What Policies and Procedures Must be Adopted?

Covered broker-dealers and investment advisers would be required to develop and maintain policies and procedures reasonably designed to ensure and monitor compliance with the new rules regarding incentive-based compensation. Such policies and procedures must be commensurate with the size and complexity of the institution, as well as the scope and nature of its use of incentive-based compensation. At a minimum, the policies and procedures would be required to (i) ensure that appropriate risk-management and oversight personnel have a role in designing incentive-based compensation arrangements and assessing the effectiveness of such arrangements in restraining inappropriate risk-taking; (ii) provide for monitoring by an independent body of risks taken and actual risk outcomes to determine whether incentive-based compensation arrangements should be reduced; (iii) provide for the board of directors or an appropriate committee to receive data and analysis from appropriate sources sufficient to determine whether the institution’s incentive-based compensation arrangements are consistent with the proposed rules; (iv) ensure that the institution’s documentation of its processes for establishing, implementing, modifying, and monitoring incentive-based compensation arrangements are sufficient for the SEC to determine compliance with the proposed rules; and (v) subject any incentive-based compensation arrangement to a corporate governance framework that provides for ongoing board or committee oversight, including approval, by the board or an appropriate committee, of such arrangements for executive officers.

Special Rules Applicable to Institutions with $50 Billion or More in Assets

Covered financial institutions with $50 billion or more in assets would be subject to additional requirements. The SEC estimates that the additional requirements would be applicable to 18 broker-dealers and 7 investment advisers. The additional requirements applicable to such institutions provide that at least fifty percent (50%) of any incentive-based compensation arrangement for an executive officer must be deferred over a three-year period. Deferred amounts could not be paid out any faster than on a pro-rata basis over the deferral period (e.g., for a three year deferral, no more than 1/3 of the deferred amount may be paid in any year). The deferred amounts would be subject to adjustment, or a clawback, to reflect actual losses that are realized or become known during the deferral period. Larger financial institutions would be required to establish policies and procedures to ensure that appropriate adjustments are made to any incentive-based compensation which has been deferred. The board of directors or an appropriate committee would also be required to identify individuals in addition to executive officers who have the ability to expose the institution to material financial loss (e.g., traders with large position limits) and specifically approve incentive-based compensation arrangements for such individuals, documenting the board or committee’s consideration of potential methods to balance the benefits of the arrangement with the potential risks.

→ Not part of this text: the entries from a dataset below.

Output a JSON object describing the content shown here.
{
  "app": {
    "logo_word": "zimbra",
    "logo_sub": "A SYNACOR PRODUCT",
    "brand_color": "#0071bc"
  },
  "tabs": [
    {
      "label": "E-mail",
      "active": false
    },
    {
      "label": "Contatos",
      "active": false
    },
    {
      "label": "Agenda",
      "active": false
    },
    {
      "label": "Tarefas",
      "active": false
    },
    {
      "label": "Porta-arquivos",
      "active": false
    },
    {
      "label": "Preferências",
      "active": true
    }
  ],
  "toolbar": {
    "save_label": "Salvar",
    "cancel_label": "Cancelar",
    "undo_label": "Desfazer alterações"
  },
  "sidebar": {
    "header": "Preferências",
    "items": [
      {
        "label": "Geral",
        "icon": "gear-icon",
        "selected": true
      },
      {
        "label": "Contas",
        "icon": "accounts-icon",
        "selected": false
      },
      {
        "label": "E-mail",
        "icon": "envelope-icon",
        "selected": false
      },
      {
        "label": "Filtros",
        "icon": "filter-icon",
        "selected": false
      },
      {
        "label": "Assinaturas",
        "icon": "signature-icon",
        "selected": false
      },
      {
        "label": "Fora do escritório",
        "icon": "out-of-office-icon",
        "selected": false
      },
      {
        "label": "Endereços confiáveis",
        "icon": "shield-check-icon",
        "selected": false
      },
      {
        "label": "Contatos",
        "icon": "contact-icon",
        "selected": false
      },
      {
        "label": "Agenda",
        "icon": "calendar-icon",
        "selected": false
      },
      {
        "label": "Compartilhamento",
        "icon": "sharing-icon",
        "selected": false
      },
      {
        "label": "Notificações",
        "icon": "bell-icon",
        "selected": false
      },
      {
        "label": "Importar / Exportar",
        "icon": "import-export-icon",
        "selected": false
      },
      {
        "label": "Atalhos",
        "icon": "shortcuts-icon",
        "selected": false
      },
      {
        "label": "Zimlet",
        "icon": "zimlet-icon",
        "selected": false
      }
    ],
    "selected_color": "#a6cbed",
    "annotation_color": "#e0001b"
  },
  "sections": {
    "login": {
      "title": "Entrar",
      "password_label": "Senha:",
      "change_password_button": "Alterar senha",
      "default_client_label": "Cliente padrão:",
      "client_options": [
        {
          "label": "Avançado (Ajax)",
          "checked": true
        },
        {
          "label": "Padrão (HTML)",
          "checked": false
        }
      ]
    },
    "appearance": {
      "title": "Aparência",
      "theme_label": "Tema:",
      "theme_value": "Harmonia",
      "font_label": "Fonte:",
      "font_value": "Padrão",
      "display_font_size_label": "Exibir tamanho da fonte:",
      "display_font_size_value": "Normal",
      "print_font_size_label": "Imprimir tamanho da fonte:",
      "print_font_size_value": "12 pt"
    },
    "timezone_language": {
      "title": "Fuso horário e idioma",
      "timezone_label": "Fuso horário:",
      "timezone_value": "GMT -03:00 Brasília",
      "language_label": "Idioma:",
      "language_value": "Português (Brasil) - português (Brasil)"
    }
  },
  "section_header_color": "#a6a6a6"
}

Dissenting View at the SEC

The SEC voted to release the proposed rules by a 3-2 vote, with Commissioners Casey and Paredes dissenting. In their comments, the dissenting commissioners expressed concerns about the prescriptive nature of the rules, in particular with respect to the minimum three-year deferral for executives of larger covered financial institutions. They also questioned the wisdom of the SEC passing on compensation arrangements given the diverse range of financial institutions covered by the proposed rules and the varied and complex issues that must be weighed in establishing executive compensation arrangements. The dissenters noted the risk of unintended consequences and expressed concern that excessive regulation of compensation arrangements might stifle innovation and appropriate risk-taking.

SEC Chairman Mary Schapiro noted that the SEC wants to be “very attuned to unintended consequences” to broker-dealers and investment advisers,1 and that the SEC has therefore requested comment on, among other things, (i) the potential impact on broker-dealer and investment manager business models and the variety of services offered by such institutions and (ii) the impact on the ability of such institutions to retain talent.